### Instructions to follow
State only how many lines of the records contain the string "elements".

◇ ◇ ◇ ◇ ◇

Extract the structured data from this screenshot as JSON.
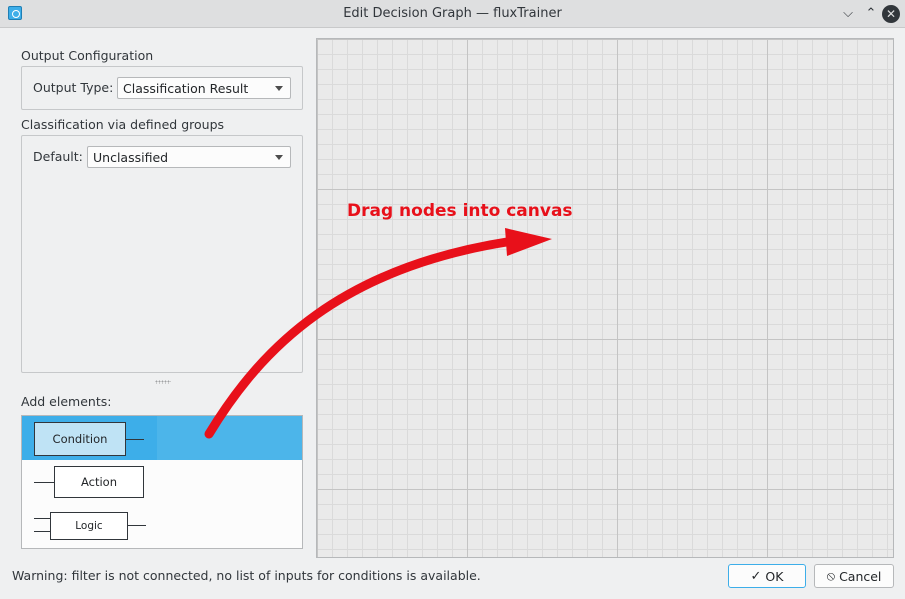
{
  "window": {
    "title": "Edit Decision Graph — fluxTrainer",
    "controls": [
      "chevron-down",
      "chevron-up",
      "close"
    ]
  },
  "output_config": {
    "section_title": "Output Configuration",
    "type_label": "Output Type:",
    "type_value": "Classification Result"
  },
  "classification": {
    "section_title": "Classification via defined groups",
    "default_label": "Default:",
    "default_value": "Unclassified"
  },
  "elements": {
    "section_title": "Add elements:",
    "items": [
      {
        "label": "Condition",
        "selected": true
      },
      {
        "label": "Action",
        "selected": false
      },
      {
        "label": "Logic",
        "selected": false
      }
    ]
  },
  "canvas": {
    "hint": "Drag nodes into canvas"
  },
  "colors": {
    "accent": "#3daee9",
    "hint_red": "#e8101a",
    "condition_fill": "#bfe3f5"
  },
  "footer": {
    "warning": "Warning: filter is not connected, no list of inputs for conditions is available.",
    "ok_label": "OK",
    "cancel_label": "Cancel"
  }
}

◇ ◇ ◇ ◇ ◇

### Problem solution
2